Are MFA programs asshole-making machines? The contributors Harbach has assembled for MFA vs NYC offer up some interesting answers to this question. They explore whether fiction programs can turn established writers into jaded teachers, cashing the paychecks necessary for writerly survival while caring little about students’ work. They consider whether MFAs can make talented younger writers into producers of bland, indistinguishable, commercially viable books. They explore the extent to which it might be better to stay in Iowa working on draft #143 of your masterpiece, rather than schmoozing at NYC publishing parties, and they ask—to quote from George Saunders’s own contribution to the book—whether, as MFA programs continue to proliferate, there’s “something gross about a culture telling a bunch of people who are never going to be artists that they maybe are, even if only by implication.”

What was it that grabbed me? I guess the system of turning out writers into writing teachers, a system I’m a part of, and seeing that as a necessary result. Teaching needs to happen, teaching how to help people communicate with one another and see another perspective is a necessary result to making a living. Just like garbage getting picked up, I’m getting paid to read other people’s writing, which helps me understand them and what they need to do well. It helps me understand what I need to do well so that I can support myself. Austin Kleon, talks about how you’re not entitled to do what you love, doing what you love creates a better life, but it doesn’t owe you financial success. Fortunately, I find myself at a crossroads where that’s not true. My job helps me be compassionate, and it spotlights when I’m being unreasonable. It trains me to recognize my ticks and spasms in other people and it’s so time-consuming that it provides a framework for finding the time for me and my art. That taking the time, the hour to sit down and write every day is necessary to my mental health, because the entire day can’t be all about other people. I don’t really care that much about whether the book I’m writing now will ever see a bookstore. It probably won’t, but it’s not something I’m worried about, it won’t see a bookstore if I don’t make an honest effort and try to get better.

I haven’t read MFA vs NYC, but I want to see if it talks about anything outside of these two paradigms, that there is space between these two literary powerhouses, because unfortunately it seems like the thesis is narrow.

davepress asked: If you were teaching a class to a group of college freshmen who are mostly environmental science and hospitality students, what advice would you give them?

austinkleon:

I have the same advice for all students: Go into as little debt as possible, because that will give you more options when you graduate.

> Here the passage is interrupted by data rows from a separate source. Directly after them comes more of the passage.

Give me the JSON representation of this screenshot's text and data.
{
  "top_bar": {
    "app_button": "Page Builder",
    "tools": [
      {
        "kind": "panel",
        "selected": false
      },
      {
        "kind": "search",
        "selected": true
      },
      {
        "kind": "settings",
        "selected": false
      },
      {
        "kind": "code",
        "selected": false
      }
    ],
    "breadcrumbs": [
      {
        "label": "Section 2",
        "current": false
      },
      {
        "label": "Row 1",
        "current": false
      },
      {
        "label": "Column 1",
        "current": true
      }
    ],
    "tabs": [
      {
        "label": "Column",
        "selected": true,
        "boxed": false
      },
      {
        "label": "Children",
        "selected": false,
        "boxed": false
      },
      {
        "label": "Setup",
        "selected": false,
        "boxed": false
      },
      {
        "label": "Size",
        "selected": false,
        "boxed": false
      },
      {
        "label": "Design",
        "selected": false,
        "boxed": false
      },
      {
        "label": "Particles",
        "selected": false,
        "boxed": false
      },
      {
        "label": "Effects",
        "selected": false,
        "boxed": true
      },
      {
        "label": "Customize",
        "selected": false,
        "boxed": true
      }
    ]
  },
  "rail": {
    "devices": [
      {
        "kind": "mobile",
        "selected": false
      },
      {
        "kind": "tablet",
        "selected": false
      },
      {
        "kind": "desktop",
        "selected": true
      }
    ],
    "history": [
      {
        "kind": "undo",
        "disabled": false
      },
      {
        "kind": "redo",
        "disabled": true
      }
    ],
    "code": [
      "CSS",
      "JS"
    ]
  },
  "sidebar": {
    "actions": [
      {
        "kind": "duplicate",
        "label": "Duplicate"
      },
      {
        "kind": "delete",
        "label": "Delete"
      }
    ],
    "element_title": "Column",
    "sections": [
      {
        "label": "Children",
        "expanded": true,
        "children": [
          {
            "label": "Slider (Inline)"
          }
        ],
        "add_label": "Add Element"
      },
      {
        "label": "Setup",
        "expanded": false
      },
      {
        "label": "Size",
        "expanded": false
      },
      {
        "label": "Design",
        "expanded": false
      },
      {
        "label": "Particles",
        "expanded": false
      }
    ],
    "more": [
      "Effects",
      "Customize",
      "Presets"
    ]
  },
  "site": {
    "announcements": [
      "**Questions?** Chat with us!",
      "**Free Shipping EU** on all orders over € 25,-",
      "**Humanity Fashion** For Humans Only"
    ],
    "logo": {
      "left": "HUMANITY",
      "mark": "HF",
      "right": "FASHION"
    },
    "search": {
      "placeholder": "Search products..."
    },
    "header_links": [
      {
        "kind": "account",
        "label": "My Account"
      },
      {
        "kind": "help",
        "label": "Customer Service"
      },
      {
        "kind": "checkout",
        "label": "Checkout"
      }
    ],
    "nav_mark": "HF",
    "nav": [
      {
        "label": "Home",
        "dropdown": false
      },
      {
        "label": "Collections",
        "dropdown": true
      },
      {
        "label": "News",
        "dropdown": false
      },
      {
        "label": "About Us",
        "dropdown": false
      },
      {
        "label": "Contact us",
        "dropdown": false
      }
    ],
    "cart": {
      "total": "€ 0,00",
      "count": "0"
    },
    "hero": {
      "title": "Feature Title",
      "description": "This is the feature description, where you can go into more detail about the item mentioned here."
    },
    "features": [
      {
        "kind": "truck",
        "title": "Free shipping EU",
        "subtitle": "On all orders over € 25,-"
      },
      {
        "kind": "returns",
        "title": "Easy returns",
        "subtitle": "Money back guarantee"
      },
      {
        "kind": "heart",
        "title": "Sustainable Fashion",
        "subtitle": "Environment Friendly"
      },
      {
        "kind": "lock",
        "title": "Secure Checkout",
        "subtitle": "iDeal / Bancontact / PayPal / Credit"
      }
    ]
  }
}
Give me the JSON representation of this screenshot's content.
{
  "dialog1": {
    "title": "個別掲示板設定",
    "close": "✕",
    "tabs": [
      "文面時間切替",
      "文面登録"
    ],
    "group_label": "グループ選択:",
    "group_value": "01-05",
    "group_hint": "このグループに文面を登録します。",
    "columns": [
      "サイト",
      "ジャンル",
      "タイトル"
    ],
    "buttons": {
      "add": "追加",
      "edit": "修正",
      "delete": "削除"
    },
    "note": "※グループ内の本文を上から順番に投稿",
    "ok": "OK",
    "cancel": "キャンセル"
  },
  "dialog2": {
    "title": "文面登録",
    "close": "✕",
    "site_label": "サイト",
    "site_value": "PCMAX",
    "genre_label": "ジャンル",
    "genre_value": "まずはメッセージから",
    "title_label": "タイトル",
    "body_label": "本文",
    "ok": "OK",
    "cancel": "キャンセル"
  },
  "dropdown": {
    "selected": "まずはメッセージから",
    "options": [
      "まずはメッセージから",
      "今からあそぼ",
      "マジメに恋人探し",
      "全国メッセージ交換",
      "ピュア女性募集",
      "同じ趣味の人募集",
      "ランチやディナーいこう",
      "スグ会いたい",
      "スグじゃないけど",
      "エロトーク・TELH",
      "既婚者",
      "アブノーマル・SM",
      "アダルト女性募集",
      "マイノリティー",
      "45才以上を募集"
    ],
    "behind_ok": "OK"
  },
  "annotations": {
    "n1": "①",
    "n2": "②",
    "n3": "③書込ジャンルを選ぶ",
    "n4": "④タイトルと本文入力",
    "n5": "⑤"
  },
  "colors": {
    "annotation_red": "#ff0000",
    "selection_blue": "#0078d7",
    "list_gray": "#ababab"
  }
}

Get the education you need for as cheap as you can get it. Spend as much time in the library as you can and read as much as you can. Soak it up.

austinkleon:

A bunch of my visual notes from over the years.

(via bookoisseur)